Work instructions: Print out all of the records exactly; no picture belongs in the result.

++++ Information shown

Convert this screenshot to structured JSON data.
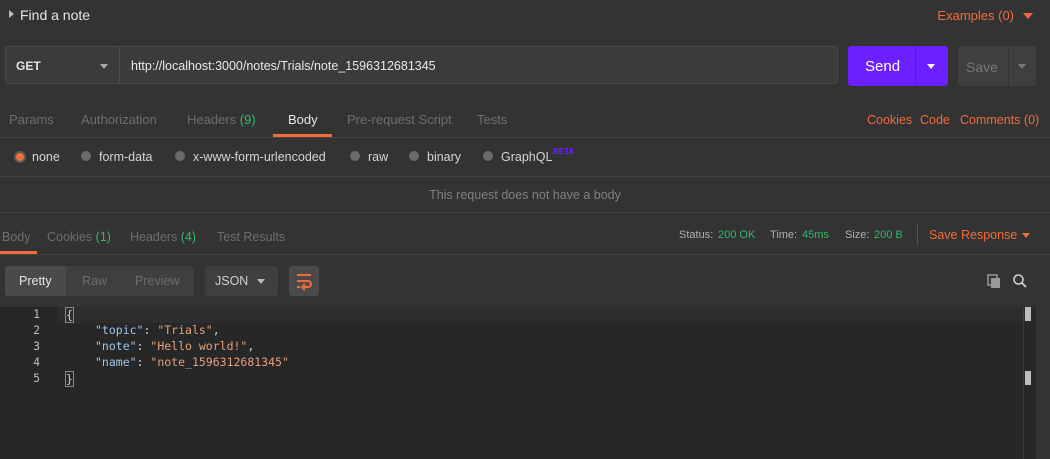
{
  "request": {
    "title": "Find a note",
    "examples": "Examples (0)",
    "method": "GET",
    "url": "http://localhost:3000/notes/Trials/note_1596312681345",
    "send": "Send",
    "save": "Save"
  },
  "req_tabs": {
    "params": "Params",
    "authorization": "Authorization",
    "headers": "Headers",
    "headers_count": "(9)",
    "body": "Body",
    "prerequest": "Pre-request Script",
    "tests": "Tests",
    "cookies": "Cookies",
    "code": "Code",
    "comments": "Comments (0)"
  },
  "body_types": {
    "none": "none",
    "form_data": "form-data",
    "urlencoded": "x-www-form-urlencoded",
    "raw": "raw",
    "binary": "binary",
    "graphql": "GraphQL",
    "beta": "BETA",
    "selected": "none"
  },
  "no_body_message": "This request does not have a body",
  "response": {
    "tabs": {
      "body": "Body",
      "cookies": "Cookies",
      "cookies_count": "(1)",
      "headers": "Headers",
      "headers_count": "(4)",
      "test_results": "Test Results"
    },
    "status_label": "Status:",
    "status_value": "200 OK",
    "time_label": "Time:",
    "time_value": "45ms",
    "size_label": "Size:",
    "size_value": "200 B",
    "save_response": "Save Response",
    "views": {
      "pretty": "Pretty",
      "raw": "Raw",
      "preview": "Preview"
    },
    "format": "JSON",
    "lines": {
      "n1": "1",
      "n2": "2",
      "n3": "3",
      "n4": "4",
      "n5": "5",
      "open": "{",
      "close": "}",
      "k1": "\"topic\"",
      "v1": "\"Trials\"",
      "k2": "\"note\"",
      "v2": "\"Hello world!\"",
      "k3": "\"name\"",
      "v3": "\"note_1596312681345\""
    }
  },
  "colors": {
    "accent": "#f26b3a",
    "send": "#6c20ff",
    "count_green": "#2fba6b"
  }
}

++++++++

Answer to the problem:
Convert this screenshot to structured JSON data.
{
  "request": {
    "title": "Find a note",
    "examples": "Examples (0)",
    "method": "GET",
    "url": "http://localhost:3000/notes/Trials/note_1596312681345",
    "send": "Send",
    "save": "Save"
  },
  "req_tabs": {
    "params": "Params",
    "authorization": "Authorization",
    "headers": "Headers",
    "headers_count": "(9)",
    "body": "Body",
    "prerequest": "Pre-request Script",
    "tests": "Tests",
    "cookies": "Cookies",
    "code": "Code",
    "comments": "Comments (0)"
  },
  "body_types": {
    "none": "none",
    "form_data": "form-data",
    "urlencoded": "x-www-form-urlencoded",
    "raw": "raw",
    "binary": "binary",
    "graphql": "GraphQL",
    "beta": "BETA",
    "selected": "none"
  },
  "no_body_message": "This request does not have a body",
  "response": {
    "tabs": {
      "body": "Body",
      "cookies": "Cookies",
      "cookies_count": "(1)",
      "headers": "Headers",
      "headers_count": "(4)",
      "test_results": "Test Results"
    },
    "status_label": "Status:",
    "status_value": "200 OK",
    "time_label": "Time:",
    "time_value": "45ms",
    "size_label": "Size:",
    "size_value": "200 B",
    "save_response": "Save Response",
    "views": {
      "pretty": "Pretty",
      "raw": "Raw",
      "preview": "Preview"
    },
    "format": "JSON",
    "lines": {
      "n1": "1",
      "n2": "2",
      "n3": "3",
      "n4": "4",
      "n5": "5",
      "open": "{",
      "close": "}",
      "k1": "\"topic\"",
      "v1": "\"Trials\"",
      "k2": "\"note\"",
      "v2": "\"Hello world!\"",
      "k3": "\"name\"",
      "v3": "\"note_1596312681345\""
    }
  },
  "colors": {
    "accent": "#f26b3a",
    "send": "#6c20ff",
    "count_green": "#2fba6b"
  }
}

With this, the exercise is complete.